When investors talk of long-term trends, they are often referring to the next three to five years. Few envisage horizons past the ten year mark. Yet super long-term trends do exist and are slowly but definitively changing the world socially, economically and politically. In our minds, some of the largest of these are demographics, debt, the technology of energy provision and gene-based medical discoveries. We address the first two, which represent more of a threat than an opportunity, in a chart book.


The world is getting older. This fact has been acknowledged and fretted over by academics, economists and governments, though relatively little can be done on a supra-state basis. In the recent past, people worried about world population exploding to unmanageable levels, which at the time seemed realistic. They  noted that the world’s population doubled twice in the 20th century. However, future demographic shifts in many countries from today will be driven by longevity and low fertility rates. This will lead to a sharp fall in working population relative to retirees, and eventually to a decline in overall numbers as the fertility rate is on trend to fall below the replacement rate (2.1 children per woman).

In many developed nations, economists are forecasting working population declines of more than 10%, true for most of Europe, and even more stark for Japan at 20%. The emerging nations have a younger population in general, but they are also growing old at a rapid pace. Citing the Geneva Association: ‘By 2040, Brazil and Mexico will be nearly as old as the US. China will be older. Meanwhile, South Korea will be vying with Germany, Italy and Japan for the country with the oldest demographic profile’. The only exception is Africa, a populous continent with a much higher fertility rate.

The consequence of an aging world is grim. A substantial increase in the ratio of retirees to the working population will be a blow to labour productivity and place strains on government fiscal costs as a result of increases in social spending, including public pension and health insurance programs. Only the countries with a more open immigration policy will fare relatively better (e.g. US and UK). The worry for emerging nations, on the other hand, is that many are getting old before they are getting rich, with no time to put in place full social protections of a modern welfare state.

Ageing will also impact financial assets as people’s behaviour changes to become more risk-averse.
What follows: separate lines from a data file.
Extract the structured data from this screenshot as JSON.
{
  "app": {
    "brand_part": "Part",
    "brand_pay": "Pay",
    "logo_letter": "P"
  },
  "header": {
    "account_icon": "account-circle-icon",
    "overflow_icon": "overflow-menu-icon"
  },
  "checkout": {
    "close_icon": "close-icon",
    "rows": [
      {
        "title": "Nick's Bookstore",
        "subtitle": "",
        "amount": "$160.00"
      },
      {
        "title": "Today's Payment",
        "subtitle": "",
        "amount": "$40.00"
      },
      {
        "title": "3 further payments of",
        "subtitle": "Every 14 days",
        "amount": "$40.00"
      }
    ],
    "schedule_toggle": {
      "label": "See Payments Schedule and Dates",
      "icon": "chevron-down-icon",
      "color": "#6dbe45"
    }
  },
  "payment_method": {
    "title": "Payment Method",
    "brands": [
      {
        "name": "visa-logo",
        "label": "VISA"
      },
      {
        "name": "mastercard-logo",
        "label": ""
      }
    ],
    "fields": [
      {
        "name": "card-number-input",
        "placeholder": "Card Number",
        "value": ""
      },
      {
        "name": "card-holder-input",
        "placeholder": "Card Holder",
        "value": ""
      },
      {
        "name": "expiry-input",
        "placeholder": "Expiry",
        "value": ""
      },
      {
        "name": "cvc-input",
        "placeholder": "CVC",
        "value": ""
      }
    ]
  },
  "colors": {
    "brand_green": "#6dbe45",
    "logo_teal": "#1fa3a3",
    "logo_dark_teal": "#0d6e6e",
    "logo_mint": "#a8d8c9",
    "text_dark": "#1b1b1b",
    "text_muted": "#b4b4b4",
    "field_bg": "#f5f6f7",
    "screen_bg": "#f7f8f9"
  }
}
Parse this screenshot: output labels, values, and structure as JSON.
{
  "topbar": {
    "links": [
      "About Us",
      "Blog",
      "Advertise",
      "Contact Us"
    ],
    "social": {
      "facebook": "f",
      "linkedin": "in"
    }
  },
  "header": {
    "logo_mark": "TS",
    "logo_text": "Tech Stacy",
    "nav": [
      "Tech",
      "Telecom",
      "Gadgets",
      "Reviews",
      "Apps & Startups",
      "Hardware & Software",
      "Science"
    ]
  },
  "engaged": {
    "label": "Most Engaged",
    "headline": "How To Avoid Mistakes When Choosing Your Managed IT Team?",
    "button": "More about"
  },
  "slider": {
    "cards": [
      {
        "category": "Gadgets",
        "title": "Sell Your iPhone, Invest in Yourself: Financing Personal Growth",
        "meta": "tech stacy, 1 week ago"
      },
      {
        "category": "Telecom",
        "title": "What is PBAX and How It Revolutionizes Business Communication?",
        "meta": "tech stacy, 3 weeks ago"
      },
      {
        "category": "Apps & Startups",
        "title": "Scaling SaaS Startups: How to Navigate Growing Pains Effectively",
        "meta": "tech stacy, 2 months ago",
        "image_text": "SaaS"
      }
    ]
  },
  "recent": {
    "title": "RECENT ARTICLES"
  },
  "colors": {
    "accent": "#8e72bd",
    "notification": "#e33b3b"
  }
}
Demand for low risk products that facilitate wealth preservation, rather than asset accumulation, will increase. The conjecture is that as the retirees draw-down their investments to fund their spending, it will also have an adverse effect on asset prices, in particular on equities. With pressure on central banks to maintain low inflation and low interest rates, policy orientation will continue to punish savers and pension providers (with high bond allocation offering little return).

The trends in demographics are related to those in debt: worsening debt levels drive government expenditure up and income down. Perhaps one of the biggest challenges for policymakers is to determine how to deleverage under an unfavourable demographic scenario plagued with persistent low inflation and low growth.

The amount of debt currently existing in the world is colossal, a level not seen since WW2. Global debt has risen by US$57 trillion post-2008 to almost US$200 trillion, now representing 286% of world GDP. Emerging market corporates went on a borrowing binge during the QE phase, encouraged by low interest rates and ample liquidity, while the developed market countries struggled to deleverage. China is one of the biggest offenders in this arena, where its corporate bond sector (ex. financials) ballooned to 125% of GDP from 72% in 2007.

Empirical studies by academics often claim that high debt-levels may be damaging to economic growth. We have already observed that growth is slowing across the globe. To imply a causal relationship of one to the other remains very much the minority view. High debt levels do, however, have implications on long-term interest rates, as they call into question a government’s fiscal sustainability, creating an array of problems for interest-rate sensitive segments of the economy. For emerging countries, who have issued large amounts of external debt, it makes them more vulnerable to currency movements and capital outflows, should sentiment experience a reversal.